# Problem to solve
Your reply should be one number: how many lines of the records below contain the string "Page".

# Material for this task
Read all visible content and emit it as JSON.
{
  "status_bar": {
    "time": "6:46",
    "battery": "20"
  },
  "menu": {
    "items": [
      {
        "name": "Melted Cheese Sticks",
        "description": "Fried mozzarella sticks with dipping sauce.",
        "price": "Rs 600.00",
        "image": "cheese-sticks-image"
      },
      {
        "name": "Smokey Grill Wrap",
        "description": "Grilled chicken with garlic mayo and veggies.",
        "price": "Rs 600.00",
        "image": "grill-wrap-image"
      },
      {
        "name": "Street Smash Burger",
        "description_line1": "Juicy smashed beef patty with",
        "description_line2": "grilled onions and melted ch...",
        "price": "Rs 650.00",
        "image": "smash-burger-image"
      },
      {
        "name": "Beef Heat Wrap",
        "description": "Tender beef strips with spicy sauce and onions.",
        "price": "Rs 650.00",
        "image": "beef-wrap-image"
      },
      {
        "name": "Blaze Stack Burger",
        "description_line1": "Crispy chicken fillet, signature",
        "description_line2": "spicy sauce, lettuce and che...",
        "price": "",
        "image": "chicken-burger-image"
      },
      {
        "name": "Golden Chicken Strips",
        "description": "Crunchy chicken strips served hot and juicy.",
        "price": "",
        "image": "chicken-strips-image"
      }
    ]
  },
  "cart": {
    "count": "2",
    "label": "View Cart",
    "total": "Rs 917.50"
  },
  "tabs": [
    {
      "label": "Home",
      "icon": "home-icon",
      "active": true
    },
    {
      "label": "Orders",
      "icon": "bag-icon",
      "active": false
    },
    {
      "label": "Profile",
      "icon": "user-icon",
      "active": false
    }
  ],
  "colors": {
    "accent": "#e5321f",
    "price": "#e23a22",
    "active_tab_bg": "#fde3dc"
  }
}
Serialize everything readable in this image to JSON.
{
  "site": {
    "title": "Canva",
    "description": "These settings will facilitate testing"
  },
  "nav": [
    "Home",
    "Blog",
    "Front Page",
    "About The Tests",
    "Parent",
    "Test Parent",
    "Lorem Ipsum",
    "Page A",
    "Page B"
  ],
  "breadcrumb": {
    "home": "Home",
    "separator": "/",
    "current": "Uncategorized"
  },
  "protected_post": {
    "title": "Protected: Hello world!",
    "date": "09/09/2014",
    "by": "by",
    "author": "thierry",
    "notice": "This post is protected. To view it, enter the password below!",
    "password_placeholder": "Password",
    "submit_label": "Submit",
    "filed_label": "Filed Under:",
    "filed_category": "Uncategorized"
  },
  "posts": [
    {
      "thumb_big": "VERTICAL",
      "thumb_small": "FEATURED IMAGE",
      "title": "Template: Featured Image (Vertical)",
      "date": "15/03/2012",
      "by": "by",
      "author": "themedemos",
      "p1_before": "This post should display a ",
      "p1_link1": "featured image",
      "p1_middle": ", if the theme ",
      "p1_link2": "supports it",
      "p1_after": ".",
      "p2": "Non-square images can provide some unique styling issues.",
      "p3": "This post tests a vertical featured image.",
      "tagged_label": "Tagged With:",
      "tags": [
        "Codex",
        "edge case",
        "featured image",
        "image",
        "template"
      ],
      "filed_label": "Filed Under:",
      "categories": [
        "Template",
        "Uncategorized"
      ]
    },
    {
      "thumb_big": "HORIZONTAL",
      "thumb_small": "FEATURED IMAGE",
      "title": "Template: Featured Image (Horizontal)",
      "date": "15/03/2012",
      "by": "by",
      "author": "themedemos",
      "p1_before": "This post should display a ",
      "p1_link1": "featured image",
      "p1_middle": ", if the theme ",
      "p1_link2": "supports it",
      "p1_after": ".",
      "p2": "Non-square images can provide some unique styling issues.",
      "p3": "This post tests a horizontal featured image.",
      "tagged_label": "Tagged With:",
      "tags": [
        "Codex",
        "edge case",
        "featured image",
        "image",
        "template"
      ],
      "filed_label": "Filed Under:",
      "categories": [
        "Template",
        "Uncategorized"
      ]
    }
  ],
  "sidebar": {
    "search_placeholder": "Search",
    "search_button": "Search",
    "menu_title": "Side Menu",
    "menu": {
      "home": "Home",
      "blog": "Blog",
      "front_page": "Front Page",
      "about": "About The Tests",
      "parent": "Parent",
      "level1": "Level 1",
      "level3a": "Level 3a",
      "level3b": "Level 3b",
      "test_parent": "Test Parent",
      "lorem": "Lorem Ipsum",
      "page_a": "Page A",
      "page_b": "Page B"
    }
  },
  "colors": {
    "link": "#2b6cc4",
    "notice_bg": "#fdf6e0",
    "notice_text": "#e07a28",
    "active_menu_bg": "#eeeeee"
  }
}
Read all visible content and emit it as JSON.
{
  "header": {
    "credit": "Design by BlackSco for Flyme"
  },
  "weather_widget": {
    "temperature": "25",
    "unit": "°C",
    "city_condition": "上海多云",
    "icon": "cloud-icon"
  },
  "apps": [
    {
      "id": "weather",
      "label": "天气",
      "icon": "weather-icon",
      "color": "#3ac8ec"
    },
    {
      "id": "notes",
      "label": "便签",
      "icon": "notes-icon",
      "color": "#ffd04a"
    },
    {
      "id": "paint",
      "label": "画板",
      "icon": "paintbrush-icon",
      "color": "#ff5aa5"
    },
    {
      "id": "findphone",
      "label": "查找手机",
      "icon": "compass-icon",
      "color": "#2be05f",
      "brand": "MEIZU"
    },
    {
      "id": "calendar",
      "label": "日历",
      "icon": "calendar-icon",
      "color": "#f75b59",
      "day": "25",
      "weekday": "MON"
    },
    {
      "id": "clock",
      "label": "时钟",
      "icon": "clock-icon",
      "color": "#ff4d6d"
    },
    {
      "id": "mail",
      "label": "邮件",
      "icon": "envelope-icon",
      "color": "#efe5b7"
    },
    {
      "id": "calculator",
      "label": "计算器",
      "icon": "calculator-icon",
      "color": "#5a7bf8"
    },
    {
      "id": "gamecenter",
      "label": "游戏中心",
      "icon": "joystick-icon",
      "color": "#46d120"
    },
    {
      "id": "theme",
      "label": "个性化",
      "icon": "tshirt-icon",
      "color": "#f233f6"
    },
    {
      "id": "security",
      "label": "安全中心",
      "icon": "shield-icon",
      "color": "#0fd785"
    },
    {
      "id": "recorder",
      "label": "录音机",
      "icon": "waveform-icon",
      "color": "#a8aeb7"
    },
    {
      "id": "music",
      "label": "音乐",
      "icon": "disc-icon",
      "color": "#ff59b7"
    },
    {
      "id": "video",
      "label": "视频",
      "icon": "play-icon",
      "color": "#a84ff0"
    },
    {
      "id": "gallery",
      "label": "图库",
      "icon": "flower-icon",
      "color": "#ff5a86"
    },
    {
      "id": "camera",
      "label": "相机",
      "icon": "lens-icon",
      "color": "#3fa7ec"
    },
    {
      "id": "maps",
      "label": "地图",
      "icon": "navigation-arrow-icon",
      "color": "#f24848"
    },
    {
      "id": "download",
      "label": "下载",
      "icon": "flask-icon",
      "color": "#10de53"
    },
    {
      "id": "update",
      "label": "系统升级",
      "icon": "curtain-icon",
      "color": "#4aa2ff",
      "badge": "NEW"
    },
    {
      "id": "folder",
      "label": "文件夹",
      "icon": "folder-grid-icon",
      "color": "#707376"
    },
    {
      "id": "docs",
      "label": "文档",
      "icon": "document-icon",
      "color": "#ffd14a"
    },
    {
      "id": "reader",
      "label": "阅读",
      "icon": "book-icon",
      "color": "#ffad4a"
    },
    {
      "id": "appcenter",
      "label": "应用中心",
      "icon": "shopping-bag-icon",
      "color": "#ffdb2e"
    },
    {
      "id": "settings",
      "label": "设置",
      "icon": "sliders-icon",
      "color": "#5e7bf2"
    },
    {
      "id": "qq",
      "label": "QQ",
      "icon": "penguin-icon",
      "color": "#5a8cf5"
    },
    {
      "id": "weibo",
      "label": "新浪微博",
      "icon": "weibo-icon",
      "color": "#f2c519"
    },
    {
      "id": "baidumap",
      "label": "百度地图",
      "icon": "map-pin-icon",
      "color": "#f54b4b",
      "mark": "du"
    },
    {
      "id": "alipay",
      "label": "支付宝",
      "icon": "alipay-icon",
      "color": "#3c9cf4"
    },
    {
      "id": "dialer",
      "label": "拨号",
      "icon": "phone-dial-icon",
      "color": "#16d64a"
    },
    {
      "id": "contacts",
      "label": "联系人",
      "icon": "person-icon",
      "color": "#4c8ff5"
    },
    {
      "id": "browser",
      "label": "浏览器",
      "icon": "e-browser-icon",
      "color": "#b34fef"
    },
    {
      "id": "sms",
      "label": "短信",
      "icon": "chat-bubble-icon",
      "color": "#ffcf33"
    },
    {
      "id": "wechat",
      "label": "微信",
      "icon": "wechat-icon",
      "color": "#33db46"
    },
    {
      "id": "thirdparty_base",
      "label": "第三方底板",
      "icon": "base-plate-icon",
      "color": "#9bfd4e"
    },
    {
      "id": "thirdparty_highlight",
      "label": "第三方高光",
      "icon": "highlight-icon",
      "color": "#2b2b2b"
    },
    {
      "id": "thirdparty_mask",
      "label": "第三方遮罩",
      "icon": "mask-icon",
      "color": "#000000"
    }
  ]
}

# Exercise response
6